Study reveals the star of Rio has probably gone extinct in the wild

The 2011 animated movie Rio followed Blu, the last remaining male Spix’s macaw as he travelled to Rio de Janeiro to find love and save his species. Sadly, an analysis by BirdLife International has revealed that the film was probably a decade late; the striking blue parrot hasn’t been seen in the wild since 2000. A sighting in 2016 – the only one this century – was probably the result of a pet escaping, so it’s thought that the species now survives only in captivity.

The study looked at 51 species currently classified as critically endangered and uncovered eight that are either perilously close to extinction or potentially already extinct in the wild. Four – including the Spix’s macaw – are native to Brazil, a country seeing increasing rates of extinction caused by deforestation. In the last few centuries, 90 per cent of bird extinctions have taken place on islands where conditions can be extreme, but habitat loss is starting to wipe out contintental species. Birds often occupy very specific niches, eating particular insects or seeds and preferring to nest in certain trees.
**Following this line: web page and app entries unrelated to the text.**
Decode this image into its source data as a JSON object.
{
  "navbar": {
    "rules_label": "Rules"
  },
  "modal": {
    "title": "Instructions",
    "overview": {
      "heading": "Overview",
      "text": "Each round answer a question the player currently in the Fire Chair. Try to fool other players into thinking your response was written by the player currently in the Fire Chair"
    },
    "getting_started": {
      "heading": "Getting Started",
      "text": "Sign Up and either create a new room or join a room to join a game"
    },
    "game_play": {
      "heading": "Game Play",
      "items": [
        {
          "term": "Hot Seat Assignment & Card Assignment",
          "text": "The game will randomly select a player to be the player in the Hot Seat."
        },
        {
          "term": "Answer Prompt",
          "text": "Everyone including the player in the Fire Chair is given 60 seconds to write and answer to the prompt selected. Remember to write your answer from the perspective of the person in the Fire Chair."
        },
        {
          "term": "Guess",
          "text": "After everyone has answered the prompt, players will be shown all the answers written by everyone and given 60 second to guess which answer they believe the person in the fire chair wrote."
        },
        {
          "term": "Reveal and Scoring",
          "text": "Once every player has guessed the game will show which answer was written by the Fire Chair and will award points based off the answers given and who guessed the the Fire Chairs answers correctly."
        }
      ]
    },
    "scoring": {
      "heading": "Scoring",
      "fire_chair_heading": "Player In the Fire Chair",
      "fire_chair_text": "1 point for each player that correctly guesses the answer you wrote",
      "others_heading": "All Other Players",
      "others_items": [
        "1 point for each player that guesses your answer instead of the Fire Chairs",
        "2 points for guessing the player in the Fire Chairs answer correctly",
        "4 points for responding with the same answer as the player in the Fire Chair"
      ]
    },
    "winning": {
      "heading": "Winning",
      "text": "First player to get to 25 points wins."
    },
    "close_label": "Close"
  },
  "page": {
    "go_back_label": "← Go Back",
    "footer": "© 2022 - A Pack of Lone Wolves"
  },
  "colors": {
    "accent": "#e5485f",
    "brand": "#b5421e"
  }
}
When their habitat is lost, the birds stand little chance of survival.

While things look pretty bleak for the endearing macaw, it’s not all over just yet. Around 70 Spix’s macaws live in captivity, and there’s a chance the descendants of these birds could one day be reintroduced to the Brazilian forests. Blu may be immortalised in animation, but a huge conservation effort is needed if his species and its neighbours are to have a future.